I am fascinated almost to the point of obsession with fall. Cool weather, sweaters, and—the crowning glory—fiery, changing leaf colors!! Amazing! Observing the passing of the seasons seems so novel to one who has lived the majority of her life in Lands of Few Seasons. One thing I like about tea ceremony and ikebana is the attention to season, and beyond that, seasons within seasons. Bunnies, the harvest moon, autumn grasses say early fall; changing maple and ginkgo leaves say late fall. In Nikko this weekend we got to fast forward to mid-fall for a day. The maples were just starting to change—a branch of orange leaves showed through here and there. We saw the red chado umbrella and took time for tea after the samurai paraded by. The tea implements and kimono had been chosen with care and attention. The lacquer tea caddy, a tea bowl, whisk and tea cloth sat serenely on a tea table for examination.

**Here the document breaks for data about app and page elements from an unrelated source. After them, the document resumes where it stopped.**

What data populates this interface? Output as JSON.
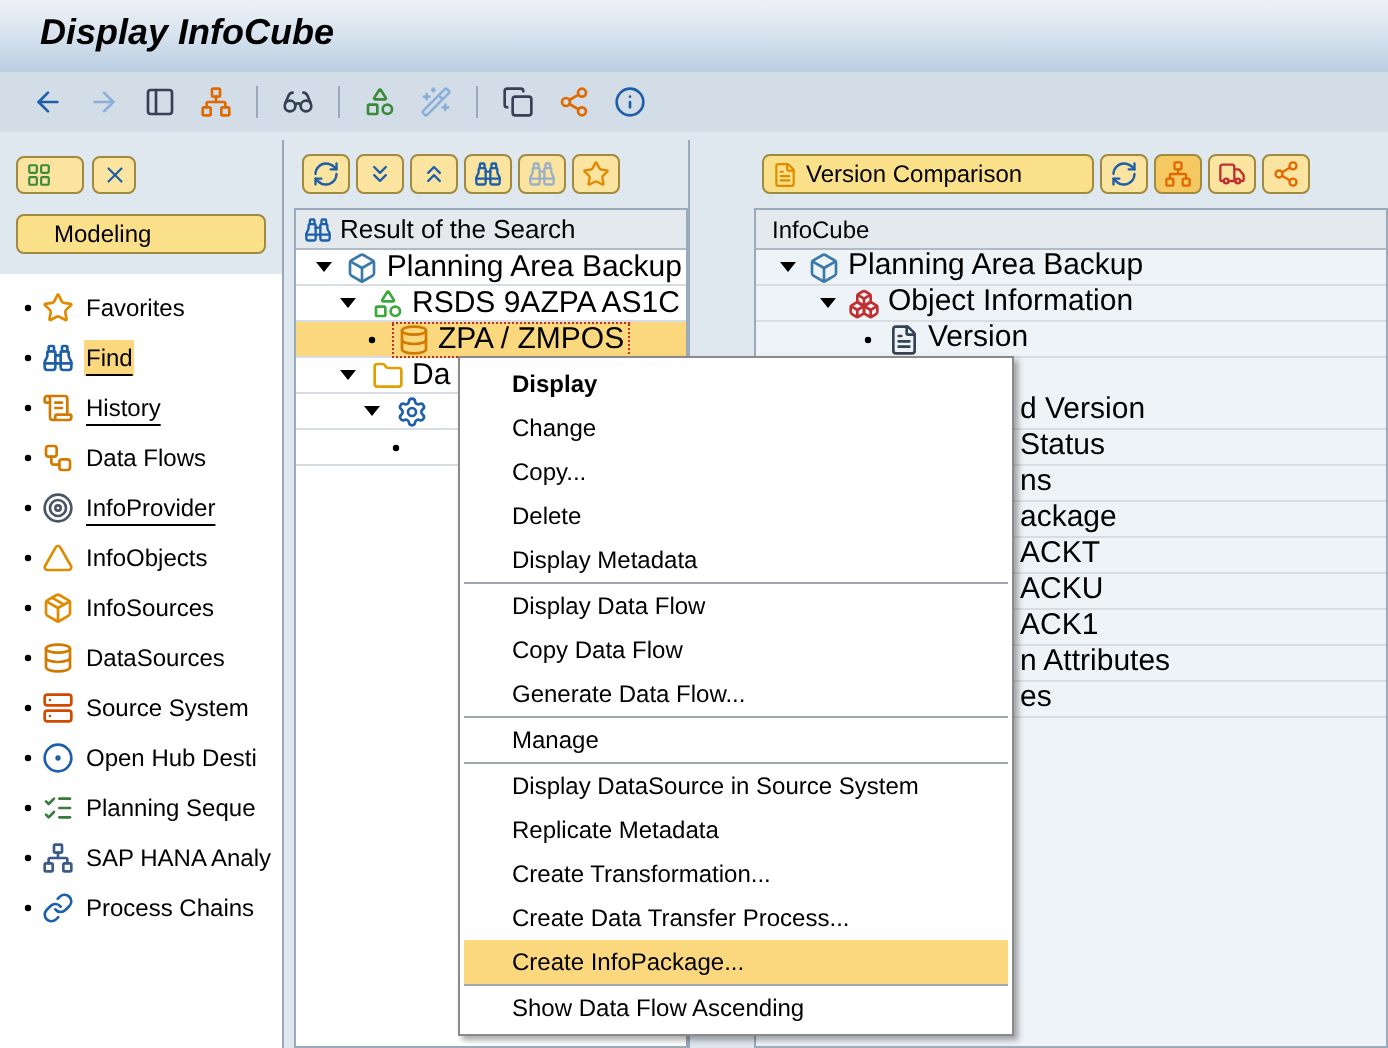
{
  "window": {
    "title": "Display InfoCube"
  },
  "left_panel": {
    "button": "Modeling",
    "items": [
      {
        "label": "Favorites",
        "selected": false,
        "underlined": false
      },
      {
        "label": "Find",
        "selected": true,
        "underlined": true
      },
      {
        "label": "History",
        "selected": false,
        "underlined": true
      },
      {
        "label": "Data Flows",
        "selected": false,
        "underlined": false
      },
      {
        "label": "InfoProvider",
        "selected": false,
        "underlined": true
      },
      {
        "label": "InfoObjects",
        "selected": false,
        "underlined": false
      },
      {
        "label": "InfoSources",
        "selected": false,
        "underlined": false
      },
      {
        "label": "DataSources",
        "selected": false,
        "underlined": false
      },
      {
        "label": "Source System",
        "selected": false,
        "underlined": false
      },
      {
        "label": "Open Hub Desti",
        "selected": false,
        "underlined": false
      },
      {
        "label": "Planning Seque",
        "selected": false,
        "underlined": false
      },
      {
        "label": "SAP HANA Analy",
        "selected": false,
        "underlined": false
      },
      {
        "label": "Process Chains",
        "selected": false,
        "underlined": false
      }
    ]
  },
  "middle_panel": {
    "header": "Result of the Search",
    "tree": [
      {
        "label": "Planning Area Backup",
        "kind": "cube",
        "expanded": true,
        "selected": false,
        "children": [
          {
            "label": "RSDS 9AZPA AS1C",
            "kind": "transformation",
            "expanded": true,
            "selected": false,
            "children": [
              {
                "label": "ZPA / ZMPOS",
                "kind": "datasource",
                "selected": true
              }
            ]
          },
          {
            "label": "Da",
            "kind": "folder",
            "expanded": true,
            "selected": false,
            "children": [
              {
                "kind": "gear",
                "expanded": true,
                "selected": false,
                "children": [
                  {
                    "selected": false
                  }
                ]
              }
            ]
          }
        ]
      }
    ]
  },
  "right_panel": {
    "dropdown": "Version Comparison",
    "header": "InfoCube",
    "tree": [
      {
        "label": "Planning Area Backup",
        "kind": "cube",
        "children": [
          {
            "label": "Object Information",
            "kind": "info",
            "children": [
              {
                "label": "Version",
                "kind": "document"
              }
            ]
          }
        ]
      }
    ],
    "covered_rows": [
      "d Version",
      "Status",
      "ns",
      "ackage",
      "ACKT",
      "ACKU",
      "ACK1",
      "n Attributes",
      "es"
    ]
  },
  "context_menu": {
    "groups": [
      [
        {
          "label": "Display",
          "default": true,
          "selected": false
        },
        {
          "label": "Change",
          "default": false,
          "selected": false
        },
        {
          "label": "Copy...",
          "default": false,
          "selected": false
        },
        {
          "label": "Delete",
          "default": false,
          "selected": false
        },
        {
          "label": "Display Metadata",
          "default": false,
          "selected": false
        }
      ],
      [
        {
          "label": "Display Data Flow",
          "default": false,
          "selected": false
        },
        {
          "label": "Copy Data Flow",
          "default": false,
          "selected": false
        },
        {
          "label": "Generate Data Flow...",
          "default": false,
          "selected": false
        }
      ],
      [
        {
          "label": "Manage",
          "default": false,
          "selected": false
        }
      ],
      [
        {
          "label": "Display DataSource in Source System",
          "default": false,
          "selected": false
        },
        {
          "label": "Replicate Metadata",
          "default": false,
          "selected": false
        },
        {
          "label": "Create Transformation...",
          "default": false,
          "selected": false
        },
        {
          "label": "Create Data Transfer Process...",
          "default": false,
          "selected": false
        },
        {
          "label": "Create InfoPackage...",
          "default": false,
          "selected": true
        }
      ],
      [
        {
          "label": "Show Data Flow Ascending",
          "default": false,
          "selected": false
        }
      ]
    ]
  }
}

The bamboo ladle rested on a mini samurai helmet in honor of the day’s festival. Perfect!When performing tatami-style tea ceremony, I bow before entering the tatami room—a humble, welcoming bow. I bring in the tea implements on a lacquer tray. I leave, returning with the waste water bowl. Now comes a part I find surprisingly effective: I put my hands above my knees in tea ceremony position, pause, then take a deep breath before proceeding. If I arrived to lessons in a rush, this is particularly important. It draws focus to the point: my guest is here to have tea with me so we can observe this moment of stillness in the passing of seasons together. By performing the motions gracefully and artistically, I can bring them relaxation and aesthetic satisfaction. (My favorite cookbook, “French Women Don’t Get Fat,” mirrors this concept with food). After the guest eats the tea sweets and drinks the matcha, he sets the tea bowl down on the tatami, places his elbows on his knees and leans forward to carefully pick up the bowl again and admire it. This is my third favorite part after 1. eating the sweets and drinking the tea, and 2. the deep breath of preparation. I like looking over the purposeful irregularities of each bowl or, this time, admiring the decoration of the Tokugawa family crest encircling my tea bowl. Last year seemed like the first fall I’ve ever known. That’s not quite accurate because when I was eight and my family moved to Texas I remember mentioning to my mom that I missed the colorful leaves in New Jersey. And we moved here in the middle of fall, but we only half-appreciated it because we were stuck in, “Aaahhh! We moved to Asia!” mode. But last year every chance I got I rode The Scoop to a local park to gawk open-mouthed at the plethora of colors overhead.
“LOOK at all these COLORS!” I’d gush to Chris. “Have you ever SEEN so many colors?” It’s all so new and surprising!